(Interface dataset entries)
= Beginning of Section =

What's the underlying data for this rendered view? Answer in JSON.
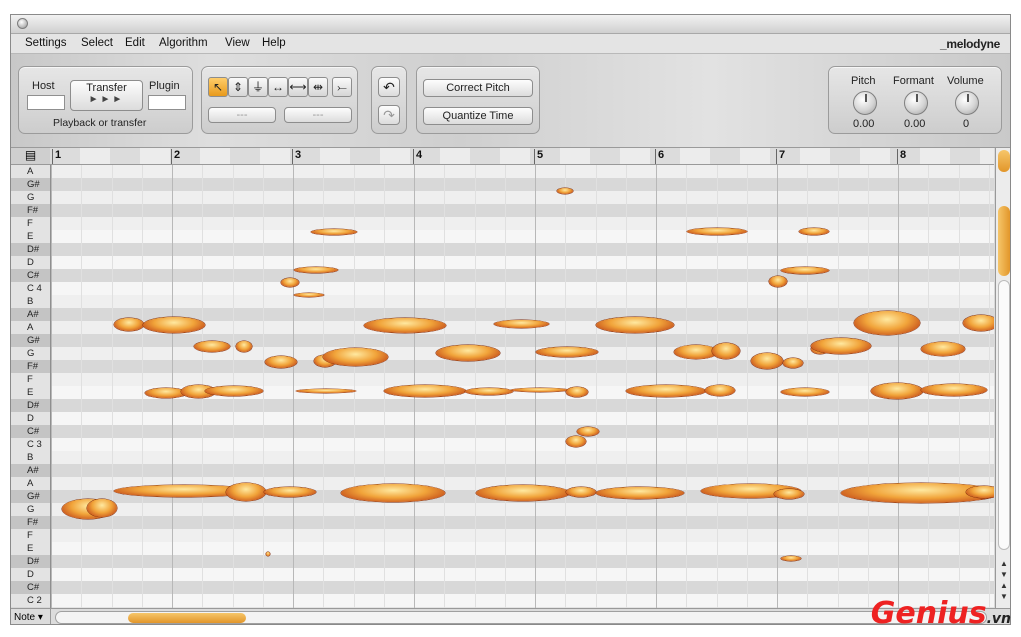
{
  "menu": [
    "Settings",
    "Select",
    "Edit",
    "Algorithm",
    "View",
    "Help"
  ],
  "logo": "_melodyne",
  "transfer": {
    "host_label": "Host",
    "transfer_label": "Transfer",
    "plugin_label": "Plugin",
    "play_glyph": "►►►",
    "caption": "Playback or transfer"
  },
  "tools": {
    "icons": [
      "pointer-icon",
      "pitch-tool-icon",
      "formant-tool-icon",
      "amplitude-tool-icon",
      "time-tool-icon",
      "stretch-tool-icon",
      "separation-tool-icon"
    ],
    "glyphs": [
      "↖",
      "⇕",
      "⏚",
      "↔",
      "⟷",
      "⇹",
      "⤚"
    ],
    "field1": "---",
    "field2": "---"
  },
  "actions": {
    "correct_pitch": "Correct Pitch",
    "quantize_time": "Quantize Time"
  },
  "undo_glyph": "↶",
  "redo_glyph": "↷",
  "knobs": [
    {
      "label": "Pitch",
      "value": "0.00"
    },
    {
      "label": "Formant",
      "value": "0.00"
    },
    {
      "label": "Volume",
      "value": "0"
    }
  ],
  "ruler_bars": [
    "1",
    "2",
    "3",
    "4",
    "5",
    "6",
    "7",
    "8"
  ],
  "keys": [
    "A",
    "G#",
    "G",
    "F#",
    "F",
    "E",
    "D#",
    "D",
    "C#",
    "C 4",
    "B",
    "A#",
    "A",
    "G#",
    "G",
    "F#",
    "F",
    "E",
    "D#",
    "D",
    "C#",
    "C 3",
    "B",
    "A#",
    "A",
    "G#",
    "G",
    "F#",
    "F",
    "E",
    "D#",
    "D",
    "C#",
    "C 2"
  ],
  "note_selector": "Note",
  "watermark": "Genius",
  "watermark_suffix": ".vn",
  "colors": {
    "blob": "#e8952f",
    "accent": "#f2a53a"
  }
}
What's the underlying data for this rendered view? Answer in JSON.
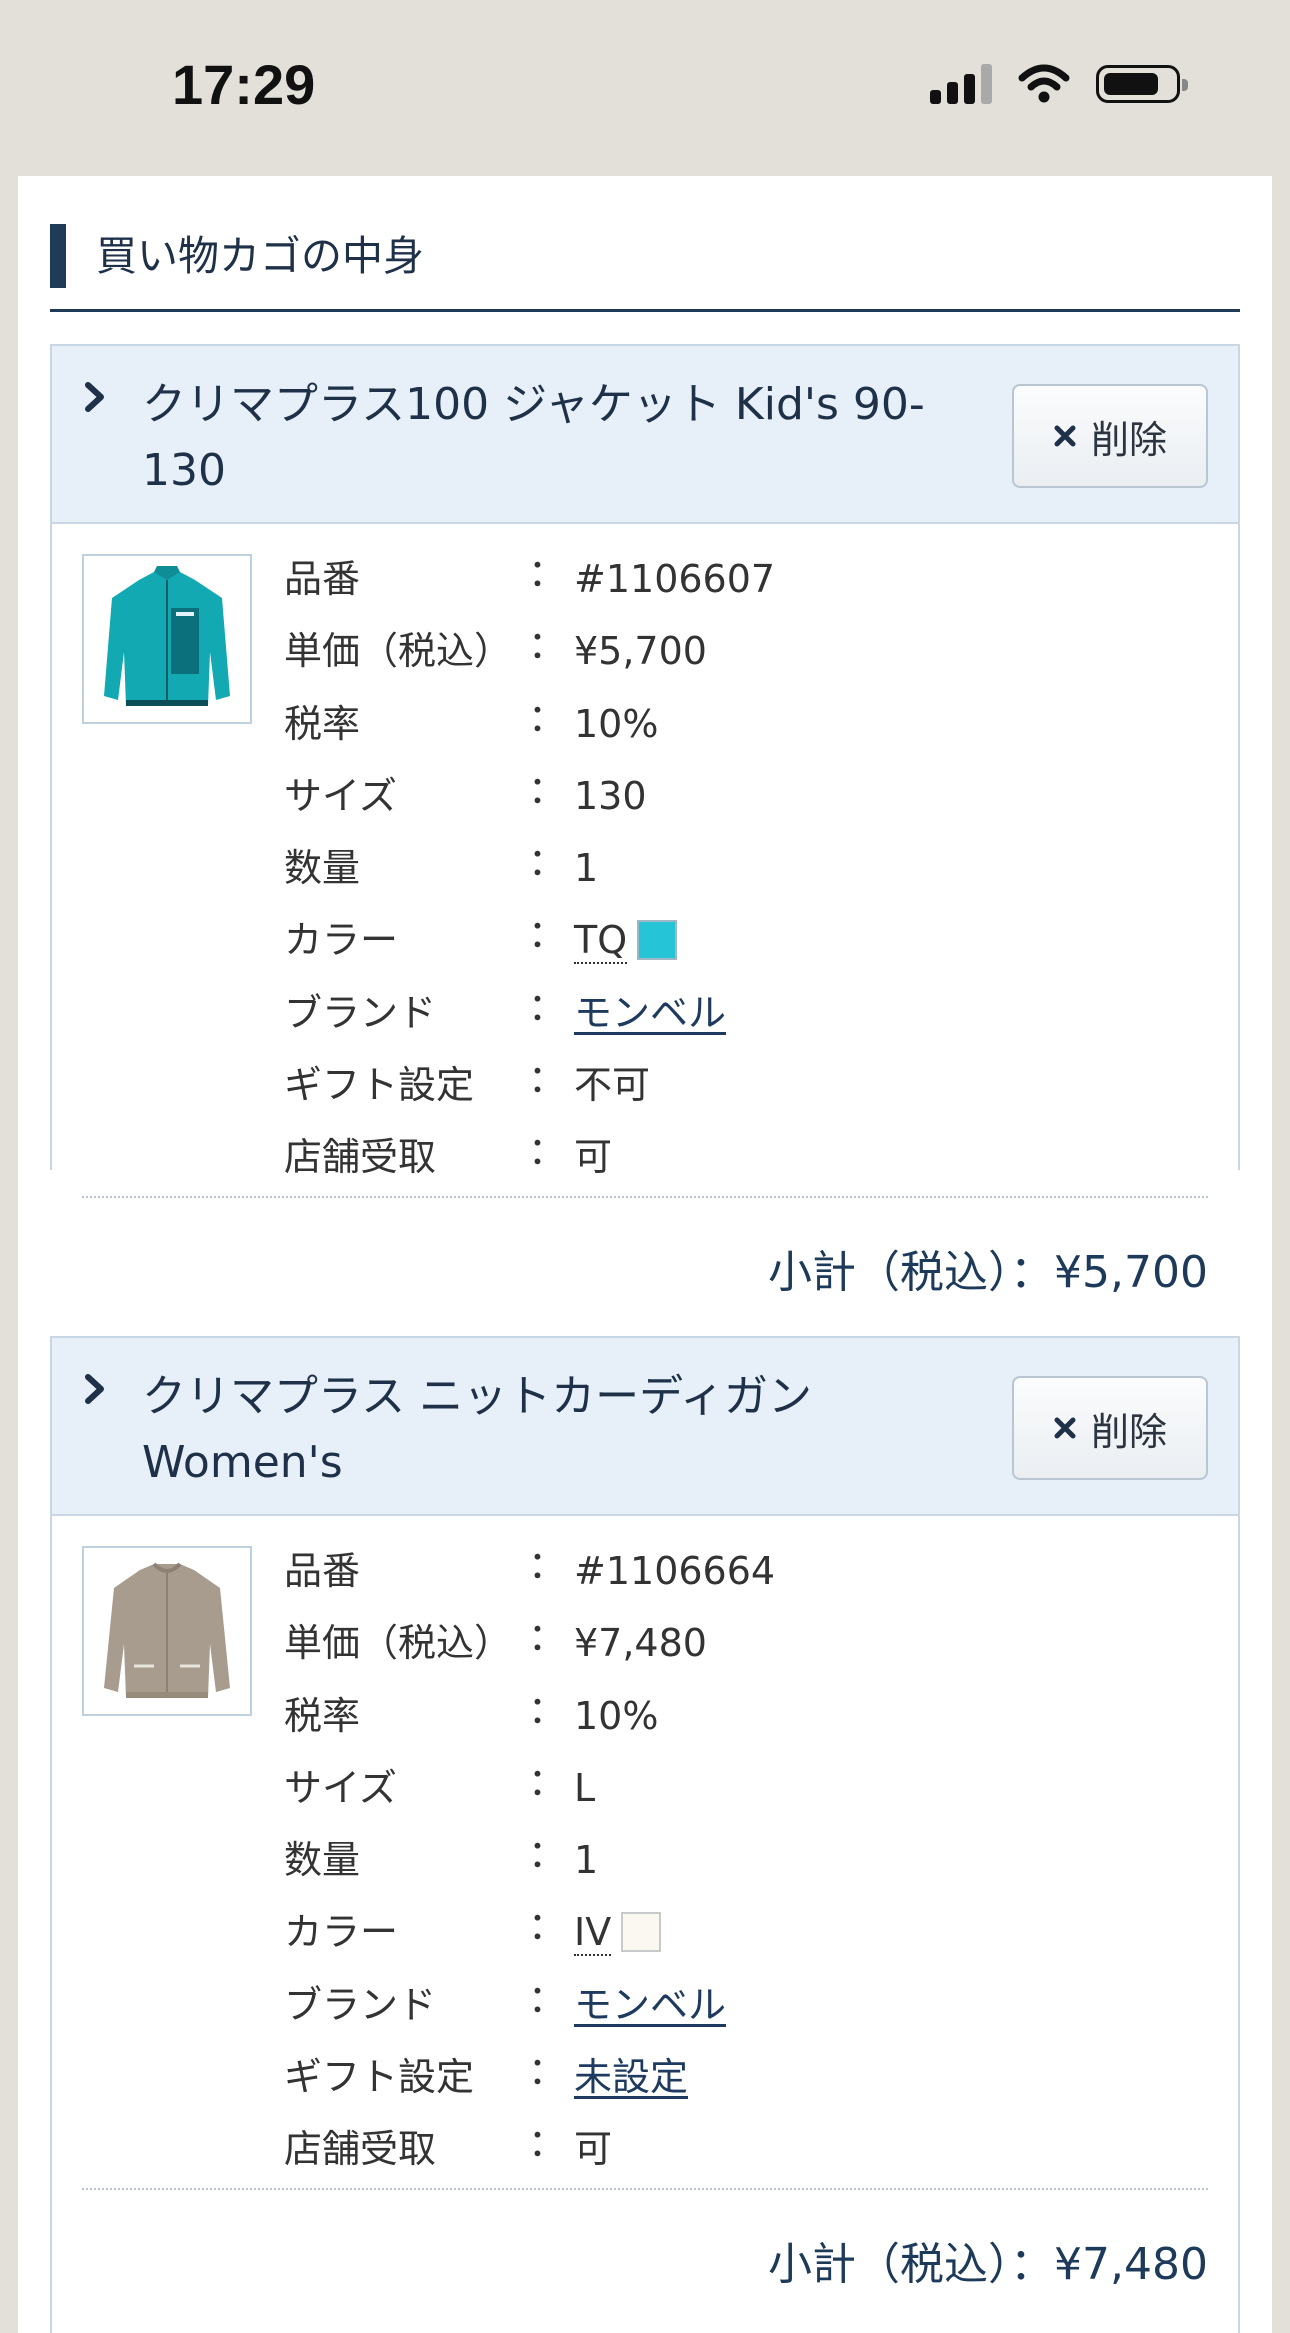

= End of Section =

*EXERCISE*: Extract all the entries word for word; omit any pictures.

*SOLUTION TO THIS EXERCISE*:
What's the underlying data for this rendered view? Answer in JSON.
{
  "menu": [
    "Settings",
    "Select",
    "Edit",
    "Algorithm",
    "View",
    "Help"
  ],
  "logo": "_melodyne",
  "transfer": {
    "host_label": "Host",
    "transfer_label": "Transfer",
    "plugin_label": "Plugin",
    "play_glyph": "►►►",
    "caption": "Playback or transfer"
  },
  "tools": {
    "icons": [
      "pointer-icon",
      "pitch-tool-icon",
      "formant-tool-icon",
      "amplitude-tool-icon",
      "time-tool-icon",
      "stretch-tool-icon",
      "separation-tool-icon"
    ],
    "glyphs": [
      "↖",
      "⇕",
      "⏚",
      "↔",
      "⟷",
      "⇹",
      "⤚"
    ],
    "field1": "---",
    "field2": "---"
  },
  "actions": {
    "correct_pitch": "Correct Pitch",
    "quantize_time": "Quantize Time"
  },
  "undo_glyph": "↶",
  "redo_glyph": "↷",
  "knobs": [
    {
      "label": "Pitch",
      "value": "0.00"
    },
    {
      "label": "Formant",
      "value": "0.00"
    },
    {
      "label": "Volume",
      "value": "0"
    }
  ],
  "ruler_bars": [
    "1",
    "2",
    "3",
    "4",
    "5",
    "6",
    "7",
    "8"
  ],
  "keys": [
    "A",
    "G#",
    "G",
    "F#",
    "F",
    "E",
    "D#",
    "D",
    "C#",
    "C 4",
    "B",
    "A#",
    "A",
    "G#",
    "G",
    "F#",
    "F",
    "E",
    "D#",
    "D",
    "C#",
    "C 3",
    "B",
    "A#",
    "A",
    "G#",
    "G",
    "F#",
    "F",
    "E",
    "D#",
    "D",
    "C#",
    "C 2"
  ],
  "note_selector": "Note",
  "watermark": "Genius",
  "watermark_suffix": ".vn",
  "colors": {
    "blob": "#e8952f",
    "accent": "#f2a53a"
  }
}
What's the underlying data for this rendered view? Answer in JSON.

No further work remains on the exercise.